Report how many lines in the following entries contain "your". Nothing else should be given.

START Record set

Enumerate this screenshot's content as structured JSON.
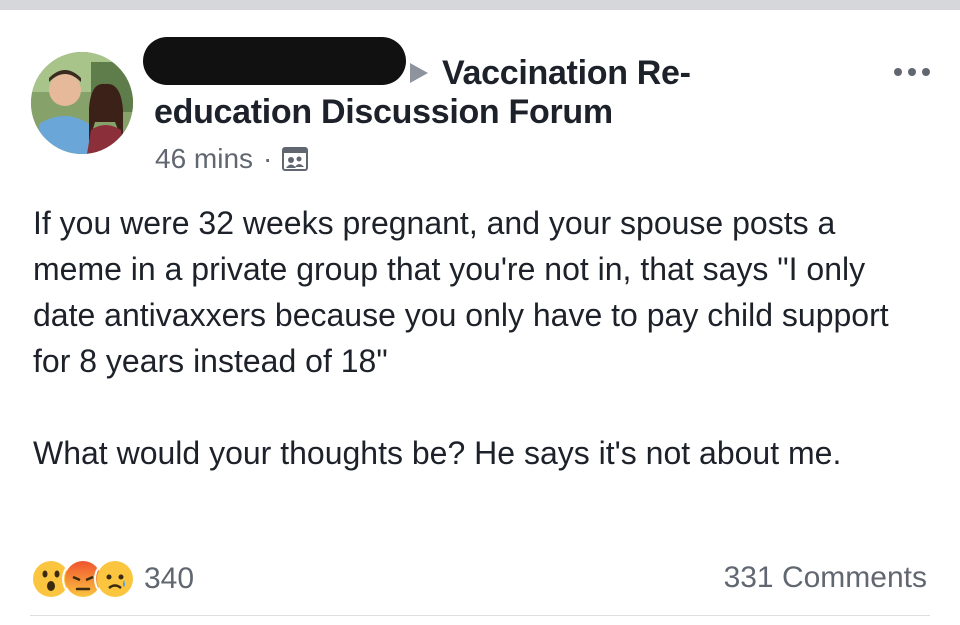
{
  "post": {
    "group_name_line1": "Vaccination Re-",
    "group_name_line2": "education Discussion Forum",
    "time": "46 mins",
    "separator": "·",
    "paragraphs": [
      "If you were 32 weeks pregnant, and your spouse posts a meme in a private group that you're not in, that says \"I only date antivaxxers because you only have to pay child support for 8 years instead of 18\"",
      "What would your thoughts be? He says it's not about me."
    ],
    "reaction_count": "340",
    "comments_label": "331 Comments"
  },
  "icons": {
    "arrow": "arrow-right-icon",
    "more": "more-options-icon",
    "privacy": "group-privacy-icon",
    "reactions": [
      "wow-reaction-icon",
      "angry-reaction-icon",
      "sad-reaction-icon"
    ]
  },
  "colors": {
    "text_primary": "#1d2129",
    "text_secondary": "#606770",
    "redaction": "#111111"
  }
}
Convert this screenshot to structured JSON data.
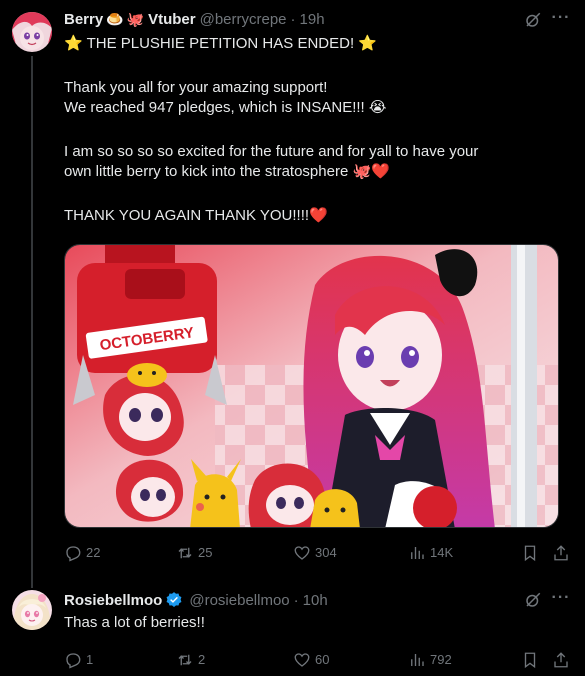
{
  "tweets": [
    {
      "author": {
        "name": "Berry",
        "name_emojis": [
          "🍮",
          "🐙"
        ],
        "name_suffix": "Vtuber",
        "handle": "@berrycrepe",
        "time": "19h"
      },
      "lines": [
        "⭐ THE PLUSHIE PETITION HAS ENDED! ⭐",
        "",
        "Thank you all for your amazing support!",
        "We reached 947 pledges, which is INSANE!!! 😭",
        "",
        "I am so so so so excited for the future and for yall to have your",
        "own little berry to kick into the stratosphere 🐙❤️",
        "",
        "THANK YOU AGAIN THANK YOU!!!!❤️"
      ],
      "media": {
        "sign_text": "OCTOBERRY"
      },
      "stats": {
        "replies": "22",
        "reposts": "25",
        "likes": "304",
        "views": "14K"
      }
    },
    {
      "author": {
        "name": "Rosiebellmoo",
        "verified": true,
        "handle": "@rosiebellmoo",
        "time": "10h"
      },
      "lines": [
        "Thas a lot of berries!!"
      ],
      "stats": {
        "replies": "1",
        "reposts": "2",
        "likes": "60",
        "views": "792"
      }
    }
  ],
  "colors": {
    "background": "#000000",
    "text": "#e7e9ea",
    "muted": "#71767b",
    "verified": "#1d9bf0"
  },
  "icons": {
    "reply": "reply-icon",
    "repost": "repost-icon",
    "like": "heart-icon",
    "views": "views-icon",
    "bookmark": "bookmark-icon",
    "share": "share-icon",
    "grok": "grok-icon",
    "more": "more-icon"
  }
}
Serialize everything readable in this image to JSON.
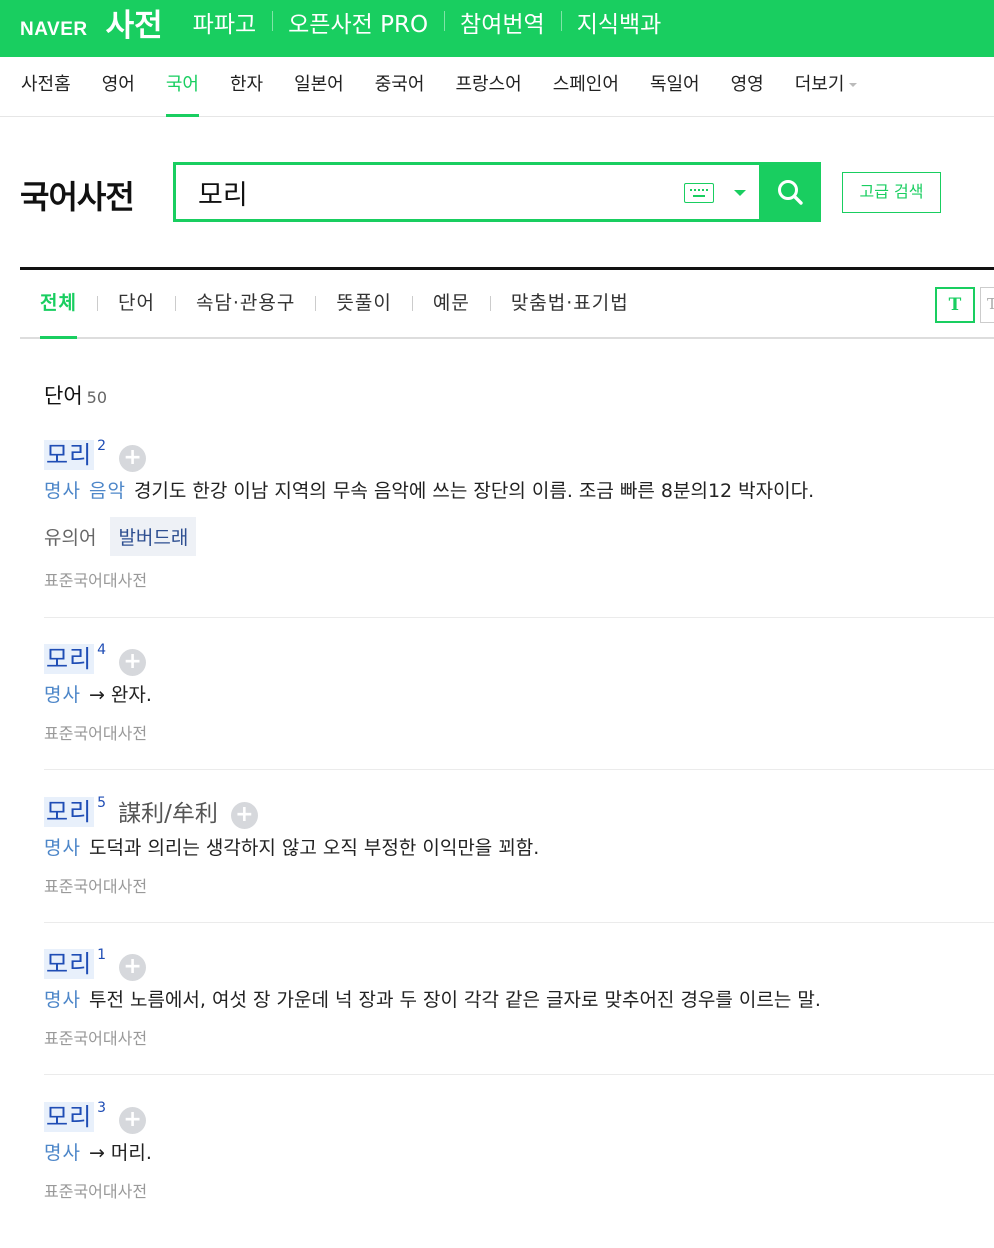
{
  "header": {
    "brand": "NAVER",
    "service": "사전",
    "nav": [
      "파파고",
      "오픈사전 PRO",
      "참여번역",
      "지식백과"
    ]
  },
  "lang_tabs": [
    "사전홈",
    "영어",
    "국어",
    "한자",
    "일본어",
    "중국어",
    "프랑스어",
    "스페인어",
    "독일어",
    "영영",
    "더보기"
  ],
  "active_lang": "국어",
  "dict_title": "국어사전",
  "search": {
    "value": "모리",
    "button": "search-icon",
    "advanced_label": "고급 검색"
  },
  "filter_tabs": [
    "전체",
    "단어",
    "속담·관용구",
    "뜻풀이",
    "예문",
    "맞춤법·표기법"
  ],
  "active_filter": "전체",
  "font_button": "T",
  "section": {
    "title": "단어",
    "count": "50"
  },
  "entries": [
    {
      "word": "모리",
      "sup": "2",
      "hanja": "",
      "pos": "명사",
      "field": "음악",
      "meaning": "경기도 한강 이남 지역의 무속 음악에 쓰는 장단의 이름. 조금 빠른 8분의12 박자이다.",
      "synonym_label": "유의어",
      "synonym": "발버드래",
      "source": "표준국어대사전"
    },
    {
      "word": "모리",
      "sup": "4",
      "hanja": "",
      "pos": "명사",
      "field": "",
      "meaning": "→ 완자.",
      "source": "표준국어대사전"
    },
    {
      "word": "모리",
      "sup": "5",
      "hanja": "謀利/牟利",
      "pos": "명사",
      "field": "",
      "meaning": "도덕과 의리는 생각하지 않고 오직 부정한 이익만을 꾀함.",
      "source": "표준국어대사전"
    },
    {
      "word": "모리",
      "sup": "1",
      "hanja": "",
      "pos": "명사",
      "field": "",
      "meaning": "투전 노름에서, 여섯 장 가운데 넉 장과 두 장이 각각 같은 글자로 맞추어진 경우를 이르는 말.",
      "source": "표준국어대사전"
    },
    {
      "word": "모리",
      "sup": "3",
      "hanja": "",
      "pos": "명사",
      "field": "",
      "meaning": "→ 머리.",
      "source": "표준국어대사전"
    }
  ],
  "colors": {
    "brand_green": "#19ce60",
    "link_blue": "#1f4db5",
    "pos_blue": "#4e87c9"
  }
}
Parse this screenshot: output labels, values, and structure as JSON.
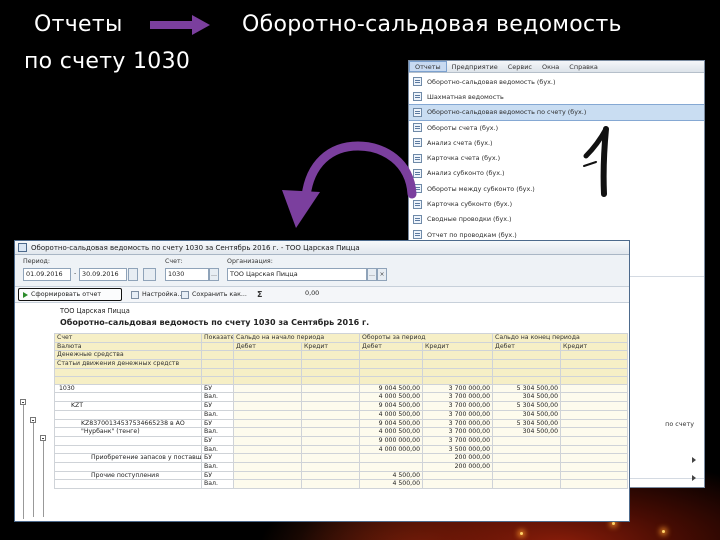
{
  "headings": {
    "reports": "Отчеты",
    "account": "по счету 1030",
    "osv": "Оборотно-сальдовая ведомость"
  },
  "colors": {
    "arrow": "#7b3f9e",
    "header_cells": "#f6efc6",
    "selected_menu": "#c9ddf2"
  },
  "menu": {
    "bar": [
      "Отчеты",
      "Предприятие",
      "Сервис",
      "Окна",
      "Справка"
    ],
    "items": [
      "Оборотно-сальдовая ведомость (бух.)",
      "Шахматная ведомость",
      "Оборотно-сальдовая ведомость по счету (бух.)",
      "Обороты счета (бух.)",
      "Анализ счета (бух.)",
      "Карточка счета (бух.)",
      "Анализ субконто (бух.)",
      "Обороты между субконто (бух.)",
      "Карточка субконто (бух.)",
      "Сводные проводки (бух.)",
      "Отчет по проводкам (бух.)"
    ],
    "selected_index": 2,
    "lower_text": "по счету"
  },
  "report": {
    "window_title": "Оборотно-сальдовая ведомость по счету 1030 за Сентябрь 2016 г. - ТОО Царская Пицца",
    "filters": {
      "period_label": "Период:",
      "period_from": "01.09.2016",
      "period_to": "30.09.2016",
      "account_label": "Счет:",
      "account": "1030",
      "org_label": "Организация:",
      "org": "ТОО Царская Пицца"
    },
    "toolbar": {
      "form_button": "Сформировать отчет",
      "settings_button": "Настройка...",
      "save_button": "Сохранить как...",
      "sum_value": "0,00"
    },
    "org_name": "ТОО Царская Пицца",
    "title": "Оборотно-сальдовая ведомость по счету 1030 за Сентябрь 2016 г.",
    "table": {
      "header1": [
        "Счет",
        "Показатели",
        "Сальдо на начало периода",
        "Обороты за период",
        "Сальдо на конец периода"
      ],
      "header_sub": [
        "Валюта",
        "Дебет",
        "Кредит",
        "Дебет",
        "Кредит",
        "Дебет",
        "Кредит"
      ],
      "header_extra": [
        "Денежные средства",
        "Статьи движения денежных средств"
      ],
      "rows": [
        {
          "acc": "1030",
          "ind": "БУ",
          "sd": "",
          "sc": "",
          "td": "9 004 500,00",
          "tc": "3 700 000,00",
          "ed": "5 304 500,00",
          "ec": ""
        },
        {
          "acc": "",
          "ind": "Вал.",
          "sd": "",
          "sc": "",
          "td": "4 000 500,00",
          "tc": "3 700 000,00",
          "ed": "304 500,00",
          "ec": ""
        },
        {
          "acc": "KZT",
          "ind": "БУ",
          "sd": "",
          "sc": "",
          "td": "9 004 500,00",
          "tc": "3 700 000,00",
          "ed": "5 304 500,00",
          "ec": ""
        },
        {
          "acc": "",
          "ind": "Вал.",
          "sd": "",
          "sc": "",
          "td": "4 000 500,00",
          "tc": "3 700 000,00",
          "ed": "304 500,00",
          "ec": ""
        },
        {
          "acc": "KZ83700134537534665238 в АО",
          "ind": "БУ",
          "sd": "",
          "sc": "",
          "td": "9 004 500,00",
          "tc": "3 700 000,00",
          "ed": "5 304 500,00",
          "ec": ""
        },
        {
          "acc": "\"Нурбанк\" (тенге)",
          "ind": "Вал.",
          "sd": "",
          "sc": "",
          "td": "4 000 500,00",
          "tc": "3 700 000,00",
          "ed": "304 500,00",
          "ec": ""
        },
        {
          "acc": "",
          "ind": "БУ",
          "sd": "",
          "sc": "",
          "td": "9 000 000,00",
          "tc": "3 700 000,00",
          "ed": "",
          "ec": ""
        },
        {
          "acc": "",
          "ind": "Вал.",
          "sd": "",
          "sc": "",
          "td": "4 000 000,00",
          "tc": "3 500 000,00",
          "ed": "",
          "ec": ""
        },
        {
          "acc": "Приобретение запасов у поставщиков",
          "ind": "БУ",
          "sd": "",
          "sc": "",
          "td": "",
          "tc": "200 000,00",
          "ed": "",
          "ec": ""
        },
        {
          "acc": "",
          "ind": "Вал.",
          "sd": "",
          "sc": "",
          "td": "",
          "tc": "200 000,00",
          "ed": "",
          "ec": ""
        },
        {
          "acc": "Прочие поступления",
          "ind": "БУ",
          "sd": "",
          "sc": "",
          "td": "4 500,00",
          "tc": "",
          "ed": "",
          "ec": ""
        },
        {
          "acc": "",
          "ind": "Вал.",
          "sd": "",
          "sc": "",
          "td": "4 500,00",
          "tc": "",
          "ed": "",
          "ec": ""
        }
      ]
    }
  }
}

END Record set

Output below - 4